| HOW TO COMPLETE THIS TASK |
Among the entries below, count the lines where the string "Router" occurs, and give only the number.

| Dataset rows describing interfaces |
◇ ◇ ◇

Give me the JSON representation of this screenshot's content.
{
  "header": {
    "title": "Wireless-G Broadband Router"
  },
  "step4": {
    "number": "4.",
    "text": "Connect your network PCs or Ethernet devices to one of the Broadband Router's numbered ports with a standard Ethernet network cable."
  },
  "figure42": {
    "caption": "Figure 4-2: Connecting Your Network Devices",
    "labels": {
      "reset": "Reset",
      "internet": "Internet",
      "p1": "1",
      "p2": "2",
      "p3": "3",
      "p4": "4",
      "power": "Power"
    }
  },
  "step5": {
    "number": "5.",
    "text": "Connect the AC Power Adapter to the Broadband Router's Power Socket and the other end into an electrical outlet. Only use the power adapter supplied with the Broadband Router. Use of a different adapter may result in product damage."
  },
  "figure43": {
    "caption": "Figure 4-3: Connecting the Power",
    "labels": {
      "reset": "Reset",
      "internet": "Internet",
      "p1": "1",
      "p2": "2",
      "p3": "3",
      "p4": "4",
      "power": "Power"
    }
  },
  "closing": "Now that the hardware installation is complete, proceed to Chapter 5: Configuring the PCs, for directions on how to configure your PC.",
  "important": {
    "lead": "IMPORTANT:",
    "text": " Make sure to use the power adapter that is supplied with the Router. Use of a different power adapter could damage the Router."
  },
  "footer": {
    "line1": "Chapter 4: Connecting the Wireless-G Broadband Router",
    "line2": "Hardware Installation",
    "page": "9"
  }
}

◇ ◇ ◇

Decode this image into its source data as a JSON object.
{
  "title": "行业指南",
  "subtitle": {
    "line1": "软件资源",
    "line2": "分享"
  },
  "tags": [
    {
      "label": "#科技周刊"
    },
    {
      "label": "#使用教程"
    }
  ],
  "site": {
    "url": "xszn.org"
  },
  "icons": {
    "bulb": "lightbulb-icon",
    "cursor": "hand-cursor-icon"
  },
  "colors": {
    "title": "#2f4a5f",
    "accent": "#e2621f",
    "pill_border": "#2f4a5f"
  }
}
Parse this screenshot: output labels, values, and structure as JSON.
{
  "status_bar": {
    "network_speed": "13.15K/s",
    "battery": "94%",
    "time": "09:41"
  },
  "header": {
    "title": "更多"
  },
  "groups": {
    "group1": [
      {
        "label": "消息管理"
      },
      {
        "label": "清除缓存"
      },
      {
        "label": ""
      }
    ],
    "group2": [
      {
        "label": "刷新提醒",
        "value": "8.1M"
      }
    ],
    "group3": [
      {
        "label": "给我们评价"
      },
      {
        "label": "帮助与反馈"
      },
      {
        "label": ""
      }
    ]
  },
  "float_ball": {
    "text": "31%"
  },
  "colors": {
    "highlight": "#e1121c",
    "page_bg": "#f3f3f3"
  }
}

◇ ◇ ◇

| OUTPUT OF THE TASK |
5